Thursday, August 18, 2011


Diamond Head / Evildead / Slough Feg
Elbo Room, San Francisco
August 17, 2011

This ranks as one of the most surreal shows ever for Umlaut. Thirty years ago Diamond Head were one of those hallowed underground European Metal bands that ushered in a whole new world for me. Plus, all of the Old Metalheads know that Metallica copped pretty much all of their early sound from Diamond Head. Fast forward to the 21st Century and Diamond Head are touring the U.S. for the first time ever... 17 cities although with only 1 original member (guitarist Brian Tatler). I hate cover bands and, despite the sense that I would be seeing a Diamond Head cover band (especially since Sean Harris would not be singing the band's iconic songs), my Inner Teenage Metalhead still told me to go if only to honor the ancient Metal Days of my youth.

The line to get into the Elbo Room was like a high school reunion with so many people who I've known since we were teenagers hanging out. This pre-show scene was the highlight of the night for me, which included Ron Quintana and I meeting Brian Tatler on the streets of San Francisco.
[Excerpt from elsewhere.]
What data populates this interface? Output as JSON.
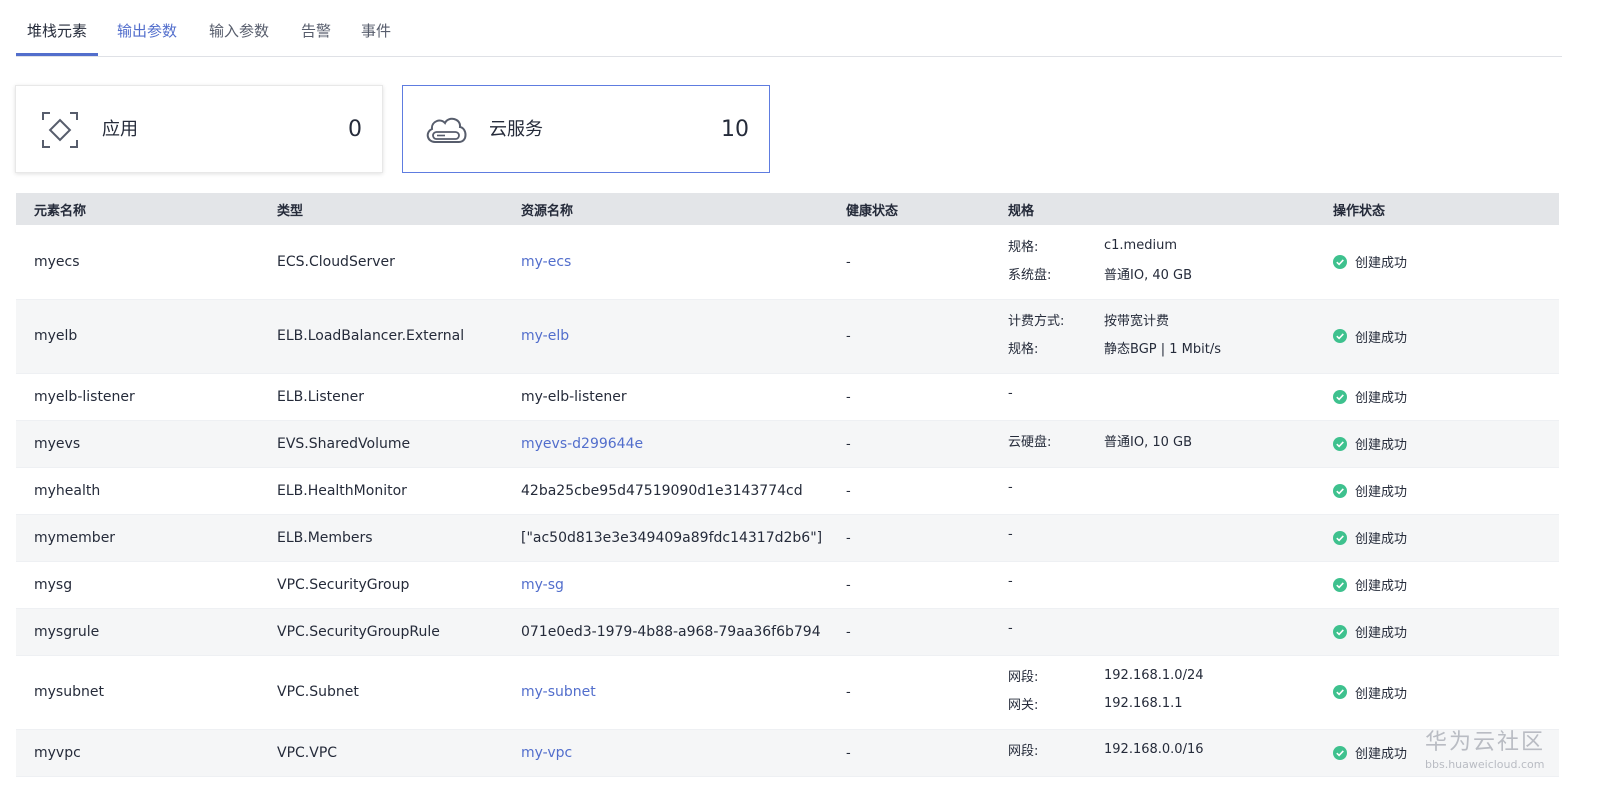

Although we later found out that Tatler did not have his white Flying-V with him (For the newbies: Tatler was always shown playing a white Flying-V back in The Day..), for some reason he was carrying a white power strip when we met him (?). Anyway, Ron and I meeting him was 30 years of Diamond Head fandom coming around full circle; kind of an epic moment.

Ron -> Tatler -> Umlaut

Slough Feg has been touted as the 2nd coming of Old Metal for years... but they've never clicked with me. Tonight was no different. Sorry... honesty is my only excuse. Evildead is led by the guitarist from the 80's L.A. Metal band Abattoir, who I saw back in The Day supporting Megadeth and Slayer... but it was hot 'n stuffy in the space so we went outside to get some air during their set. Sorry... honesty is my only excuse.

It took 30 years, but Diamond Head finally made it to San Francisco, the American city where they unquestionably had the biggest following back in The Day. Unlike most, The Bay Area Metal kidz knew about Diamond Head before they were made famous by Metallica. The very first time Metallica played in San Francisco in September 1982 they covered 'The Prince' and 'Am I Evil'; my friends and I flipped out because we couldn't believe there were others who even knew who Diamond Head were... Kids these days with their Internet probably can't comprehend how isolated it could be in ancient times when you had to hunt for information and the music of bands you liked... but that effort made me value the music and bands that much more. Hence I was standing in the crowded and sweaty Elbo Room at midnight on a Tuesday night to see 1/4 of the original band.

This was a very weird show for me and I have to say it came 30 years too late in many respects. In a perfect world Diamond Head would have played the Lightning To The Nations album all the way through and not broken the classic songs up with their later material. As it happened, they played all of the songs off that album except 'Sweet & Innocent' during the set... but I couldn't get past the overwhelming cover band vibe. It's an age old debate: If you use a band's name even though most of the current members weren't in the original band are they still *that* band? Of course, in a few cases it might work... but in most cases it doesn't. If a band is special it’s because the individuals involved create a creative chemistry that’s unique.. you might be able to replace one or maybe two members.. but the results might be dubious. In this case, simply calling the band "Diamond Head" doesn't make them the iconic band from my youth. Sorry... honesty is my only excuse.

(Photo courtesy of Sensory Abuse)

On paper the setlist was pretty solid and I tried to get past the fact that only 1/5 of the band onstage mattered to me… but it was difficult. They opened with the oldie 'Play It Loud'... and 'The Prince' and 'It's Electric' were fun to hear.. and when they played 'Helpless' I did toast the dead friends who never got to see the band (Sam, Rich, Cliff). It was funny how I recognized the songs off the Borrowed Time and Canterbury albums (which I literally have not listened to since 1983) but the newer latter 20th Century songs sounded so dated. However, it was pretty fucking cool to finally see Brian Tatler play 'Am I Evil' in San Francisco (with a shout out to Metallica of course..) after all these years. "I'll split you to the bone... Help set you free.."

When it was all said and done, this was a "damned if I do, damned if I don't" show for me. If I'd passed on it I would have regretted it... but attending didn't set my world on fire either; I'm such a jaded Old Fart. Meanwhile, back in the 21st Century...

If you bought one of every Diamond Head merch item you would have paid around $60; Healy bought one of the band’s USB drives in a tin box that was supposed to have their entire discography on it plus bonus music... and it was EMPTY! On the way back to the car, some pimply-faced teenagers called us fags. If you bought one of every Diamond Head merch item in 1981 you would have paid around 17 quid:

An ad from Kerrang! #2 - August 1981
(From the Umlaut Archives)